And it’s not environmental factors alone; if one parent is myopic then the child is six times more likely to also be myopic. If both parents are, then the probability jumps to twelve times more likely.

Fortunately we have the means to manage the myopia. Myopia management can significantly slow down the progression of myopia during puberty, and in many cases stops it altogether. These methods are all safe and have other benefits too.

The success of any myopia management program depends on parents making sure their children are tested once a year regardless if they are myopic or not. And school screenings aren’t enough, they need a thorough exam at the optometrist’s rooms.

There are guidelines for screen & sunlight exposure which will be covered in the next article, as well as special contact lenses that are worn overnight (Ortho-K), which all yield excellent results.

Look out for the next article titled Myopia Management-The How.

Myopia Management Part 2 – THE HOW

Optometrist Paul Moldovanos, Myopia
Myopia Control Article by Paul Moldovanos Optometrist

As promised:


In the first article which introduces Myopia Management (also called Myopia Control), we discussed what myopia is and why the need to manage or control it.  In that article, an increase in myopia or short-sightedness, was equated to an increase in the length of the eyeball from front to back. It makes sense therefore, that controlling this deterioration must involve slowing down (or stopping) the eye from growing longer.
And that’s exactly what we do. We don’t stop it in an active or forceful way, rather we take away the reasons for it to want to grow longer.

Going back to the first article again, you will read that if we focus at near for too long, the eye uses a lot of energy, and so by becoming more myopic (by making the eye grow longer), allows the eye to focus at near without using as much energy.

Research has shown that of all the methods available to manage myopia, Orthokeratology overnight lenses (Ortho-K), is the most effective by a significant margin. Ortho-K involves wearing a special contact lens that is custom designed & manufactured for each individual eye, while you sleep. The lens exerts a gentle pressure which moulds the eye into a particular shape that does two things: in the medium to long term, it significantly slows down the progression of myopia by slowing down the rate by which the eye grows. And in the short term it corrects the myopia so that the wearer can see clearly all day without having to wear specs or contact lenses.  A safe alternative to LASIK.

For more information on Ortho-K, see our website www.paulmoldovanos.co.za

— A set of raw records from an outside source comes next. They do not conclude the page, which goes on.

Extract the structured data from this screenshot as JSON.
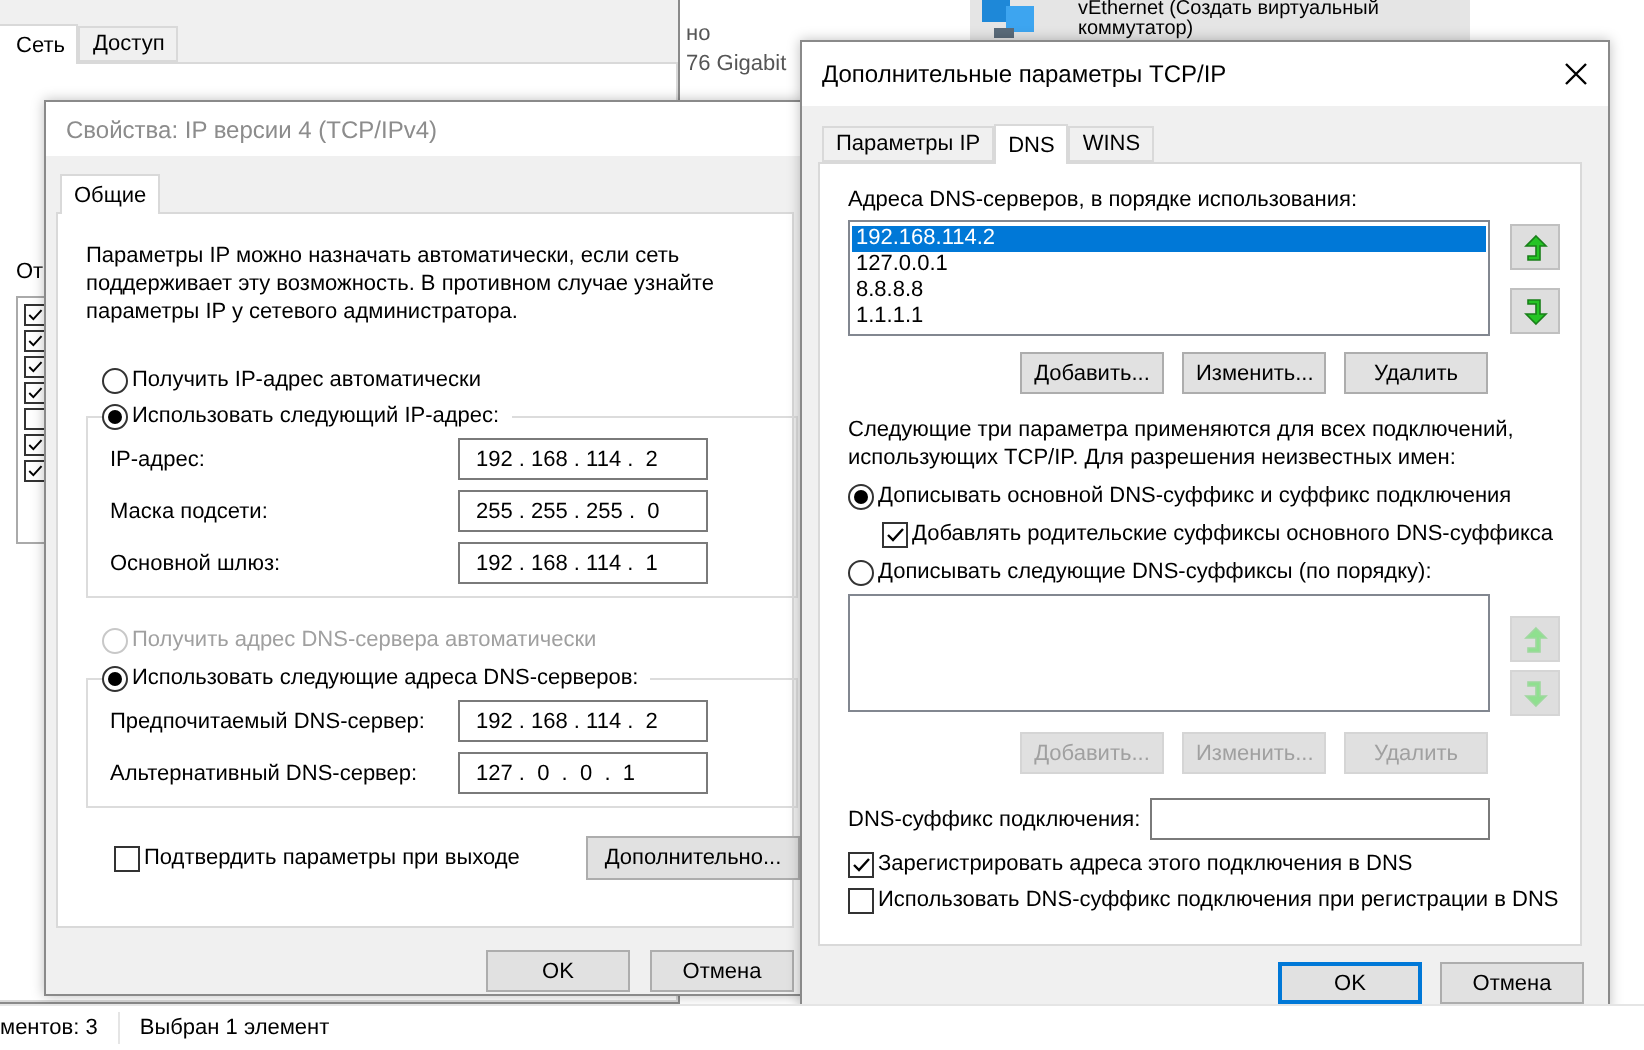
{
  "background_window": {
    "tabs": [
      {
        "label": "Сеть",
        "selected": true
      },
      {
        "label": "Доступ",
        "selected": false
      }
    ],
    "section_label": "От",
    "components": [
      {
        "checked": true
      },
      {
        "checked": true
      },
      {
        "checked": true
      },
      {
        "checked": true
      },
      {
        "checked": false
      },
      {
        "checked": true
      },
      {
        "checked": true
      }
    ]
  },
  "explorer": {
    "item_lines": [
      "но",
      "76 Gigabit"
    ],
    "adapter_lines": [
      "vEthernet (Создать виртуальный",
      "коммутатор)"
    ],
    "status_bar": [
      "ментов: 3",
      "Выбран 1 элемент"
    ]
  },
  "ipv4_dialog": {
    "title": "Свойства: IP версии 4 (TCP/IPv4)",
    "tabs": [
      {
        "label": "Общие",
        "selected": true
      }
    ],
    "description": "Параметры IP можно назначать автоматически, если сеть поддерживает эту возможность. В противном случае узнайте параметры IP у сетевого администратора.",
    "ip_auto": {
      "label": "Получить IP-адрес автоматически",
      "selected": false,
      "disabled": false
    },
    "ip_manual": {
      "label": "Использовать следующий IP-адрес:",
      "selected": true,
      "disabled": false
    },
    "ip_fields": [
      {
        "label": "IP-адрес:",
        "value": "192 . 168 . 114 .  2"
      },
      {
        "label": "Маска подсети:",
        "value": "255 . 255 . 255 .  0"
      },
      {
        "label": "Основной шлюз:",
        "value": "192 . 168 . 114 .  1"
      }
    ],
    "dns_auto": {
      "label": "Получить адрес DNS-сервера автоматически",
      "selected": false,
      "disabled": true
    },
    "dns_manual": {
      "label": "Использовать следующие адреса DNS-серверов:",
      "selected": true,
      "disabled": false
    },
    "dns_fields": [
      {
        "label": "Предпочитаемый DNS-сервер:",
        "value": "192 . 168 . 114 .  2"
      },
      {
        "label": "Альтернативный DNS-сервер:",
        "value": "127 .  0  .  0  .  1"
      }
    ],
    "confirm": {
      "label": "Подтвердить параметры при выходе",
      "checked": false
    },
    "advanced_button": "Дополнительно...",
    "buttons": [
      "OK",
      "Отмена"
    ]
  },
  "advanced_dialog": {
    "title": "Дополнительные параметры TCP/IP",
    "tabs": [
      {
        "label": "Параметры IP",
        "selected": false
      },
      {
        "label": "DNS",
        "selected": true
      },
      {
        "label": "WINS",
        "selected": false
      }
    ],
    "servers_label": "Адреса DNS-серверов, в порядке использования:",
    "servers": [
      {
        "text": "192.168.114.2",
        "selected": true
      },
      {
        "text": "127.0.0.1",
        "selected": false
      },
      {
        "text": "8.8.8.8",
        "selected": false
      },
      {
        "text": "1.1.1.1",
        "selected": false
      }
    ],
    "server_arrows_disabled": false,
    "server_buttons": [
      {
        "label": "Добавить...",
        "disabled": false
      },
      {
        "label": "Изменить...",
        "disabled": false
      },
      {
        "label": "Удалить",
        "disabled": false
      }
    ],
    "note": "Следующие три параметра применяются для всех подключений, использующих TCP/IP. Для разрешения неизвестных имен:",
    "primary_suffix": {
      "label": "Дописывать основной DNS-суффикс и суффикс подключения",
      "selected": true
    },
    "parent_suffix": {
      "label": "Добавлять родительские суффиксы основного DNS-суффикса",
      "checked": true
    },
    "listed_suffix": {
      "label": "Дописывать следующие DNS-суффиксы (по порядку):",
      "selected": false
    },
    "suffix_arrows_disabled": true,
    "suffix_buttons": [
      {
        "label": "Добавить...",
        "disabled": true
      },
      {
        "label": "Изменить...",
        "disabled": true
      },
      {
        "label": "Удалить",
        "disabled": true
      }
    ],
    "suffix_field_label": "DNS-суффикс подключения:",
    "register_options": [
      {
        "label": "Зарегистрировать адреса этого подключения в DNS",
        "checked": true
      },
      {
        "label": "Использовать DNS-суффикс подключения при регистрации в DNS",
        "checked": false
      }
    ],
    "buttons": [
      {
        "label": "OK",
        "default": true
      },
      {
        "label": "Отмена",
        "default": false
      }
    ]
  }
}
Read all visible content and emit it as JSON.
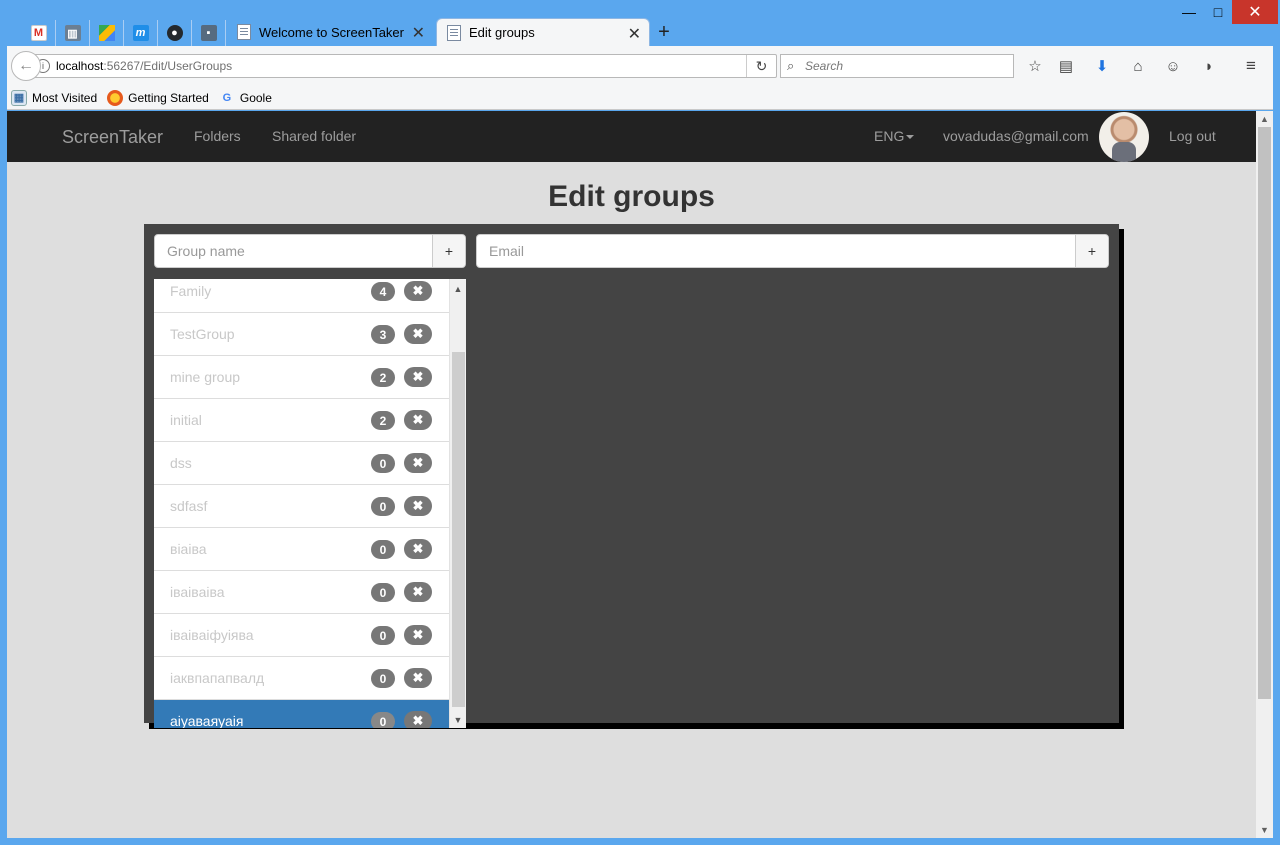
{
  "browser": {
    "window_controls": {
      "minimize": "—",
      "maximize": "□",
      "close": "✕"
    },
    "tabs": [
      {
        "title": "Welcome to ScreenTaker",
        "active": false
      },
      {
        "title": "Edit groups",
        "active": true
      }
    ],
    "new_tab": "+",
    "url_host": "localhost",
    "url_path": ":56267/Edit/UserGroups",
    "search_placeholder": "Search",
    "bookmarks": [
      "Most Visited",
      "Getting Started",
      "Goole"
    ]
  },
  "app": {
    "brand": "ScreenTaker",
    "nav": {
      "folders": "Folders",
      "shared": "Shared folder"
    },
    "lang": "ENG",
    "user_email": "vovadudas@gmail.com",
    "logout": "Log out"
  },
  "page": {
    "title": "Edit groups",
    "group_input_placeholder": "Group name",
    "email_input_placeholder": "Email",
    "add_label": "+",
    "delete_glyph": "✖"
  },
  "groups": [
    {
      "name": "Family",
      "count": "4",
      "active": false
    },
    {
      "name": "TestGroup",
      "count": "3",
      "active": false
    },
    {
      "name": "mine group",
      "count": "2",
      "active": false
    },
    {
      "name": "initial",
      "count": "2",
      "active": false
    },
    {
      "name": "dss",
      "count": "0",
      "active": false
    },
    {
      "name": "sdfasf",
      "count": "0",
      "active": false
    },
    {
      "name": "віаіва",
      "count": "0",
      "active": false
    },
    {
      "name": "іваіваіва",
      "count": "0",
      "active": false
    },
    {
      "name": "іваіваіфуіява",
      "count": "0",
      "active": false
    },
    {
      "name": "іаквпапапвалд",
      "count": "0",
      "active": false
    },
    {
      "name": "аіуаваяуаія",
      "count": "0",
      "active": true
    }
  ],
  "colors": {
    "navbar_bg": "#222222",
    "panel_bg": "#444444",
    "active_item": "#337ab7",
    "badge": "#777777"
  }
}
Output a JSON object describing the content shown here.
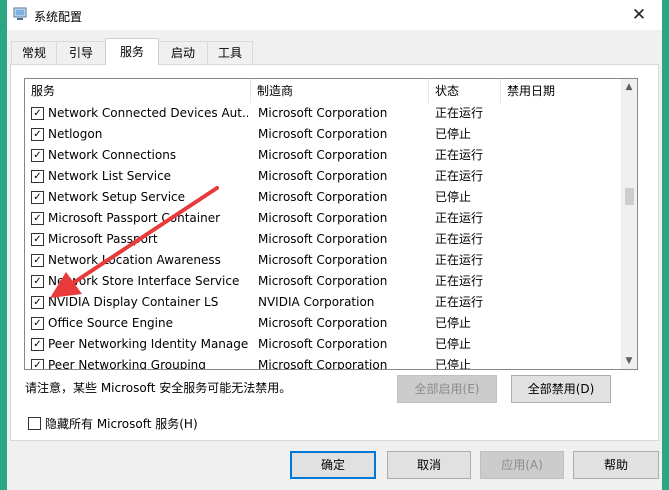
{
  "window": {
    "title": "系统配置",
    "close_glyph": "✕"
  },
  "tabs": [
    {
      "label": "常规"
    },
    {
      "label": "引导"
    },
    {
      "label": "服务"
    },
    {
      "label": "启动"
    },
    {
      "label": "工具"
    }
  ],
  "active_tab": "服务",
  "table": {
    "columns": [
      "服务",
      "制造商",
      "状态",
      "禁用日期"
    ],
    "rows": [
      {
        "name": "Network Connected Devices Aut...",
        "vendor": "Microsoft Corporation",
        "status": "正在运行",
        "date": "",
        "checked": true
      },
      {
        "name": "Netlogon",
        "vendor": "Microsoft Corporation",
        "status": "已停止",
        "date": "",
        "checked": true
      },
      {
        "name": "Network Connections",
        "vendor": "Microsoft Corporation",
        "status": "正在运行",
        "date": "",
        "checked": true
      },
      {
        "name": "Network List Service",
        "vendor": "Microsoft Corporation",
        "status": "正在运行",
        "date": "",
        "checked": true
      },
      {
        "name": "Network Setup Service",
        "vendor": "Microsoft Corporation",
        "status": "已停止",
        "date": "",
        "checked": true
      },
      {
        "name": "Microsoft Passport Container",
        "vendor": "Microsoft Corporation",
        "status": "正在运行",
        "date": "",
        "checked": true
      },
      {
        "name": "Microsoft Passport",
        "vendor": "Microsoft Corporation",
        "status": "正在运行",
        "date": "",
        "checked": true
      },
      {
        "name": "Network Location Awareness",
        "vendor": "Microsoft Corporation",
        "status": "正在运行",
        "date": "",
        "checked": true
      },
      {
        "name": "Network Store Interface Service",
        "vendor": "Microsoft Corporation",
        "status": "正在运行",
        "date": "",
        "checked": true
      },
      {
        "name": "NVIDIA Display Container LS",
        "vendor": "NVIDIA Corporation",
        "status": "正在运行",
        "date": "",
        "checked": true
      },
      {
        "name": "Office  Source Engine",
        "vendor": "Microsoft Corporation",
        "status": "已停止",
        "date": "",
        "checked": true
      },
      {
        "name": "Peer Networking Identity Manager",
        "vendor": "Microsoft Corporation",
        "status": "已停止",
        "date": "",
        "checked": true
      },
      {
        "name": "Peer Networking Grouping",
        "vendor": "Microsoft Corporation",
        "status": "已停止",
        "date": "",
        "checked": true
      }
    ]
  },
  "note": "请注意，某些 Microsoft 安全服务可能无法禁用。",
  "buttons": {
    "enable_all": "全部启用(E)",
    "disable_all": "全部禁用(D)",
    "ok": "确定",
    "cancel": "取消",
    "apply": "应用(A)",
    "help": "帮助"
  },
  "hide_ms": {
    "label": "隐藏所有 Microsoft 服务(H)",
    "checked": false
  },
  "colors": {
    "accent": "#0078d7",
    "arrow": "#e83a3a",
    "frame": "#2aa682"
  }
}
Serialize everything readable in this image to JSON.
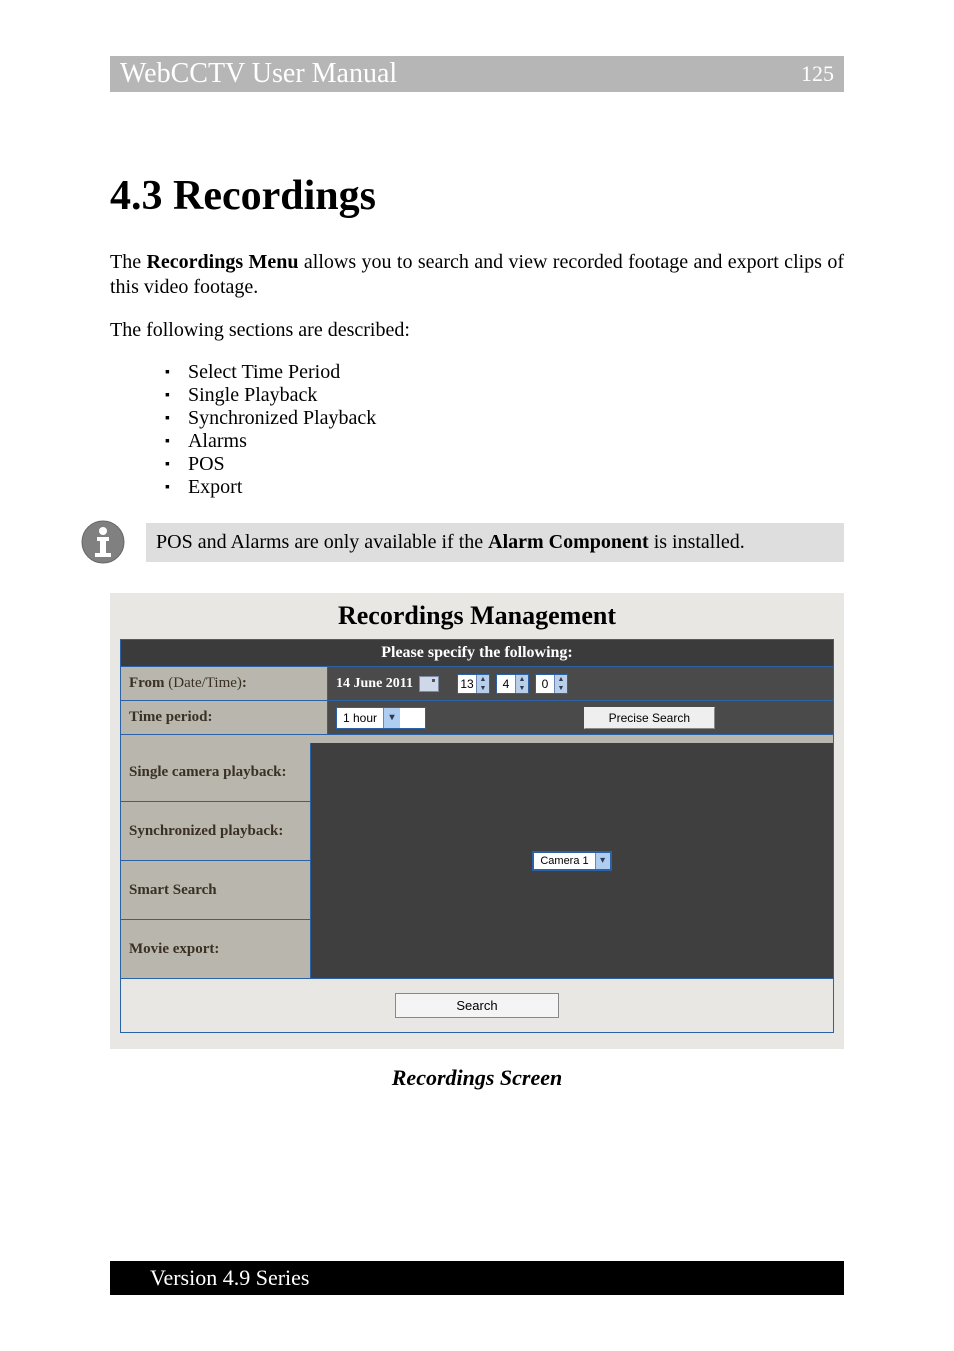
{
  "header": {
    "title": "WebCCTV User Manual",
    "page_number": "125"
  },
  "section": {
    "title": "4.3 Recordings",
    "intro_pre": "The ",
    "intro_bold": "Recordings Menu",
    "intro_post": " allows you to search and view recorded footage and export clips of this video footage.",
    "following": "The following sections are described:",
    "items": [
      "Select Time Period",
      "Single Playback",
      "Synchronized Playback",
      "Alarms",
      "POS",
      "Export"
    ],
    "note_pre": "POS and Alarms are only available if the ",
    "note_bold": "Alarm Component",
    "note_post": " is installed."
  },
  "screenshot": {
    "title": "Recordings Management",
    "specify_header": "Please specify the following:",
    "from_label": "From (Date/Time):",
    "from_date": "14 June 2011",
    "hour": "13",
    "minute": "4",
    "second": "0",
    "time_period_label": "Time period:",
    "time_period_value": "1 hour",
    "precise_btn": "Precise Search",
    "rows": {
      "single": "Single camera playback:",
      "sync": "Synchronized playback:",
      "smart": "Smart Search",
      "movie": "Movie export:"
    },
    "camera_value": "Camera 1",
    "search_btn": "Search",
    "caption": "Recordings Screen"
  },
  "footer": {
    "version": "Version 4.9 Series"
  }
}
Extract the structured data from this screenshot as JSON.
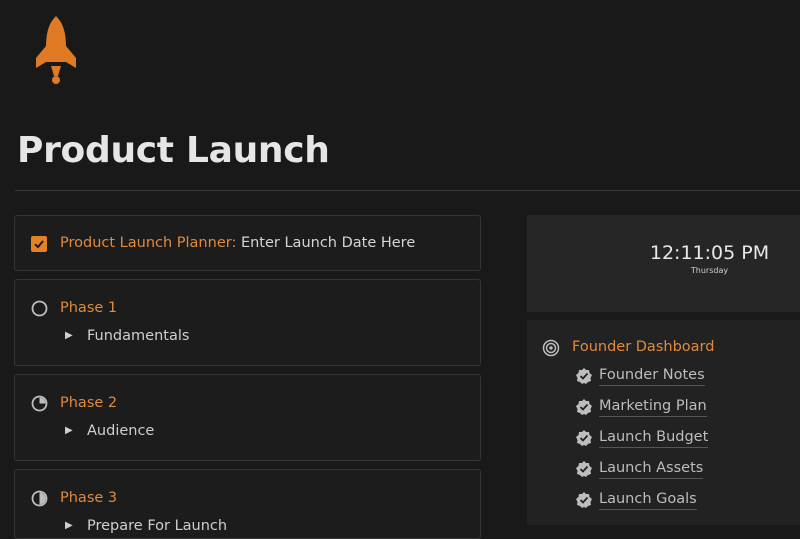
{
  "page": {
    "icon": "rocket-icon",
    "title": "Product Launch"
  },
  "colors": {
    "accent": "#e08a3c",
    "background": "#191919",
    "panel": "#262626"
  },
  "planner": {
    "checked": true,
    "label": "Product Launch Planner:",
    "text": " Enter Launch Date Here"
  },
  "phases": [
    {
      "title": "Phase 1",
      "icon": "empty-circle-icon",
      "toggle_label": "Fundamentals"
    },
    {
      "title": "Phase 2",
      "icon": "quarter-pie-icon",
      "toggle_label": "Audience"
    },
    {
      "title": "Phase 3",
      "icon": "half-pie-icon",
      "toggle_label": "Prepare For Launch"
    }
  ],
  "clock": {
    "time": "12:11:05 PM",
    "day": "Thursday"
  },
  "dashboard": {
    "icon": "target-icon",
    "title": "Founder Dashboard",
    "items": [
      {
        "label": "Founder Notes",
        "icon": "verified-check-icon"
      },
      {
        "label": "Marketing Plan",
        "icon": "verified-check-icon"
      },
      {
        "label": "Launch Budget",
        "icon": "verified-check-icon"
      },
      {
        "label": "Launch Assets",
        "icon": "verified-check-icon"
      },
      {
        "label": "Launch Goals",
        "icon": "verified-check-icon"
      }
    ]
  }
}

There are also ways to reduce eye-strain, like taking regular breaks, switching screens off 2 hours before bedtime and many more. These are are discussed during a normal eye exam appointment, and apply to adults & young people alike.